→ EXERCISE DESCRIPTION
For the entries below, report every line that includes the word "JSON".

→ DATA PROVIDED
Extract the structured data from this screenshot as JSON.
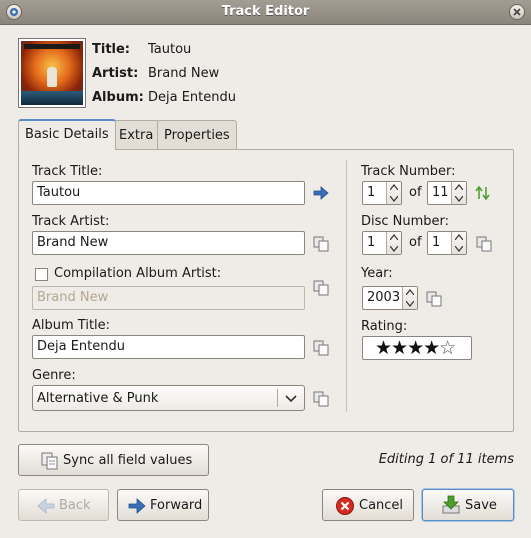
{
  "window": {
    "title": "Track Editor"
  },
  "header": {
    "title_label": "Title:",
    "title_value": "Tautou",
    "artist_label": "Artist:",
    "artist_value": "Brand New",
    "album_label": "Album:",
    "album_value": "Deja Entendu"
  },
  "tabs": [
    {
      "label": "Basic Details"
    },
    {
      "label": "Extra"
    },
    {
      "label": "Properties"
    }
  ],
  "form": {
    "track_title_label": "Track Title:",
    "track_title_value": "Tautou",
    "track_artist_label": "Track Artist:",
    "track_artist_value": "Brand New",
    "compilation_label": "Compilation Album Artist:",
    "compilation_value": "Brand New",
    "compilation_checked": false,
    "album_title_label": "Album Title:",
    "album_title_value": "Deja Entendu",
    "genre_label": "Genre:",
    "genre_value": "Alternative & Punk",
    "track_number_label": "Track Number:",
    "track_number": "1",
    "of_label": "of",
    "track_count": "11",
    "disc_number_label": "Disc Number:",
    "disc_number": "1",
    "disc_of_label": "of",
    "disc_count": "1",
    "year_label": "Year:",
    "year_value": "2003",
    "rating_label": "Rating:",
    "rating_stars": 4,
    "rating_max": 5,
    "stars_on": "★★★★",
    "stars_off": "☆"
  },
  "footer": {
    "sync_label": "Sync all field values",
    "status": "Editing 1 of 11 items",
    "back_label": "Back",
    "forward_label": "Forward",
    "cancel_label": "Cancel",
    "save_label": "Save"
  },
  "colors": {
    "accent": "#5a8bc7",
    "cancel_red": "#d62b22",
    "save_green": "#4b9e2a",
    "arrow_blue": "#3a6fb5"
  }
}
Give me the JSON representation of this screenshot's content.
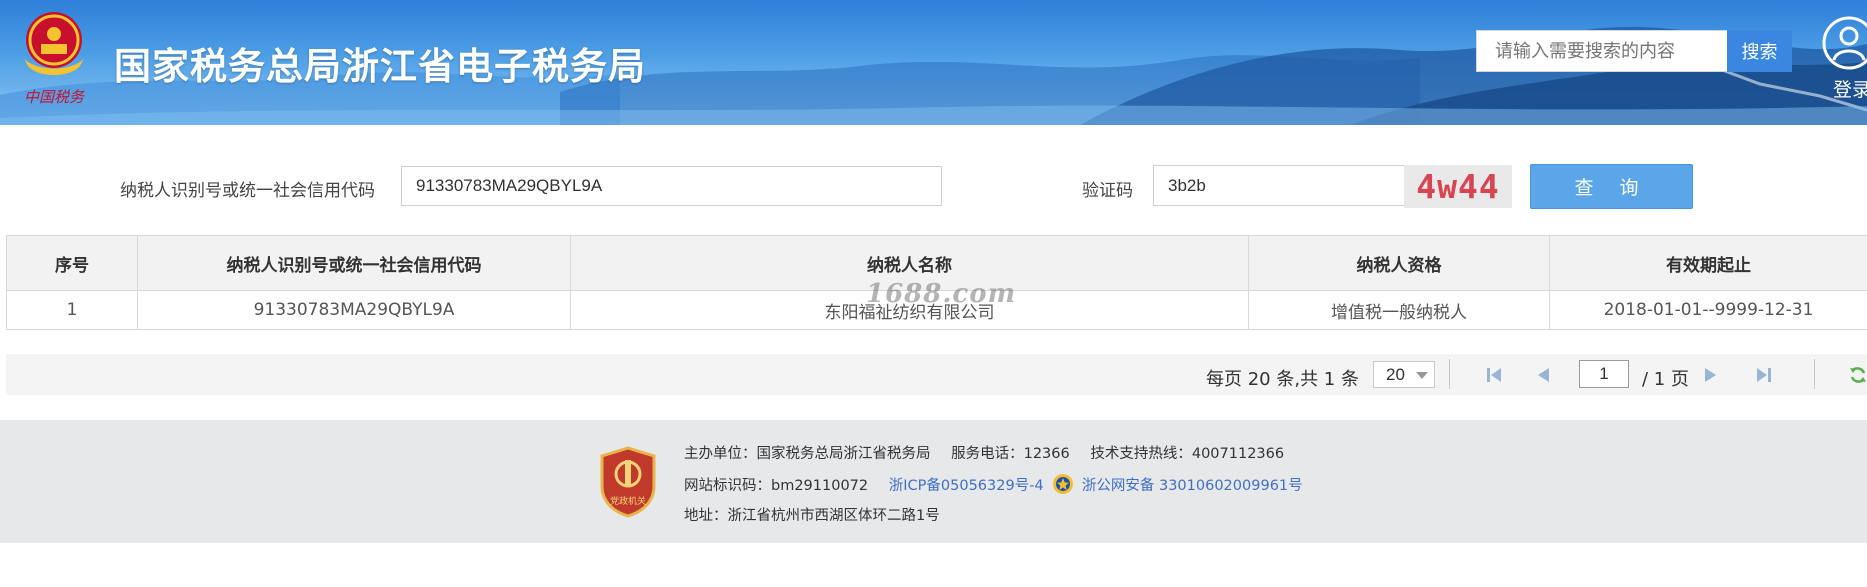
{
  "header": {
    "site_title": "国家税务总局浙江省电子税务局",
    "emblem_alt": "中国税务",
    "search_placeholder": "请输入需要搜索的内容",
    "search_button": "搜索",
    "login_label": "登录"
  },
  "query_form": {
    "taxpayer_id_label": "纳税人识别号或统一社会信用代码",
    "taxpayer_id_value": "91330783MA29QBYL9A",
    "captcha_label": "验证码",
    "captcha_input_value": "3b2b",
    "captcha_image_text": "4w44",
    "query_button": "查 询"
  },
  "results_table": {
    "columns": [
      "序号",
      "纳税人识别号或统一社会信用代码",
      "纳税人名称",
      "纳税人资格",
      "有效期起止"
    ],
    "rows": [
      [
        "1",
        "91330783MA29QBYL9A",
        "东阳福祉纺织有限公司",
        "增值税一般纳税人",
        "2018-01-01--9999-12-31"
      ]
    ],
    "watermark": "1688.com"
  },
  "pagination": {
    "summary": "每页 20 条,共 1 条",
    "page_size": "20",
    "current_page": "1",
    "total_pages": "/ 1 页"
  },
  "footer": {
    "host": "主办单位：国家税务总局浙江省税务局",
    "service_phone": "服务电话：12366",
    "support_hotline": "技术支持热线：4007112366",
    "site_id": "网站标识码：bm29110072",
    "icp": "浙ICP备05056329号-4",
    "public_security": "浙公网安备 33010602009961号",
    "address": "地址：浙江省杭州市西湖区体环二路1号",
    "badge_text": "党政机关"
  },
  "colors": {
    "header_blue": "#2d7fd9",
    "search_button": "#3a86e0",
    "query_button": "#5aa6e9",
    "captcha_text": "#d94452",
    "link_blue": "#3f6fc8",
    "footer_bg": "#e7e8ea"
  },
  "icons": [
    "national-emblem-icon",
    "user-login-icon",
    "first-page-icon",
    "prev-page-icon",
    "next-page-icon",
    "last-page-icon",
    "refresh-icon",
    "party-gov-badge-icon",
    "police-badge-icon"
  ]
}
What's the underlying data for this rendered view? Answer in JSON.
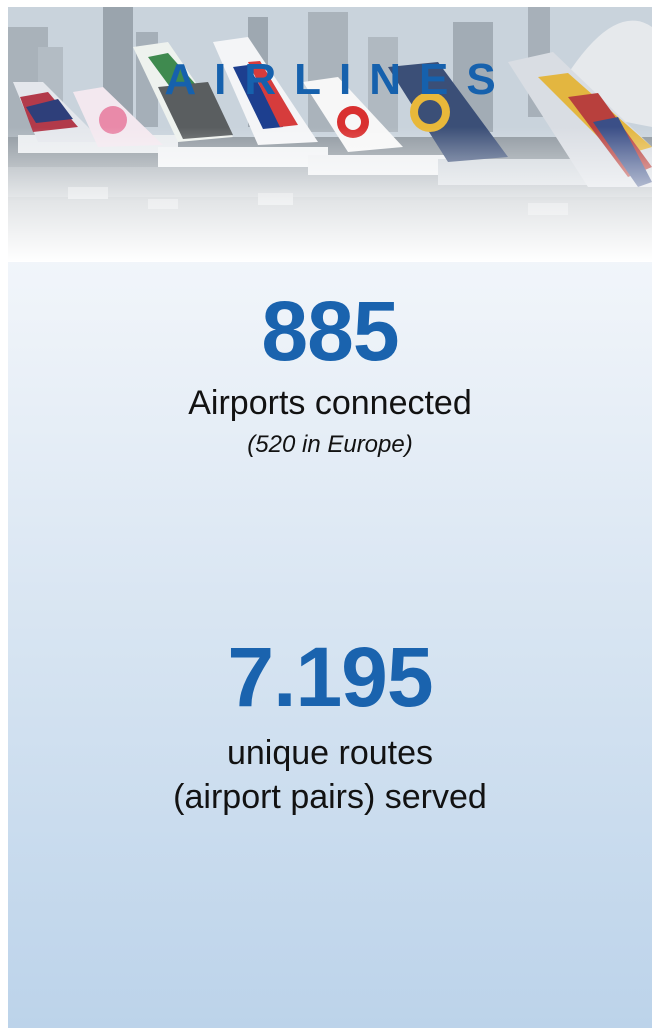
{
  "header": {
    "title": "AIRLINES",
    "image": "airline-tails-photo"
  },
  "stats": [
    {
      "value": "885",
      "label": "Airports connected",
      "note": "(520 in Europe)"
    },
    {
      "value": "7.195",
      "label_line1": "unique routes",
      "label_line2": "(airport pairs) served"
    }
  ],
  "colors": {
    "accent": "#1661ad",
    "text": "#121212",
    "background_bottom": "#bcd3ea"
  }
}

→ THE COMPLETED TASK
Extract the structured data from this screenshot as JSON.
Give me the JSON representation of this screenshot's content.
What's the underlying data for this rendered view? Answer in JSON.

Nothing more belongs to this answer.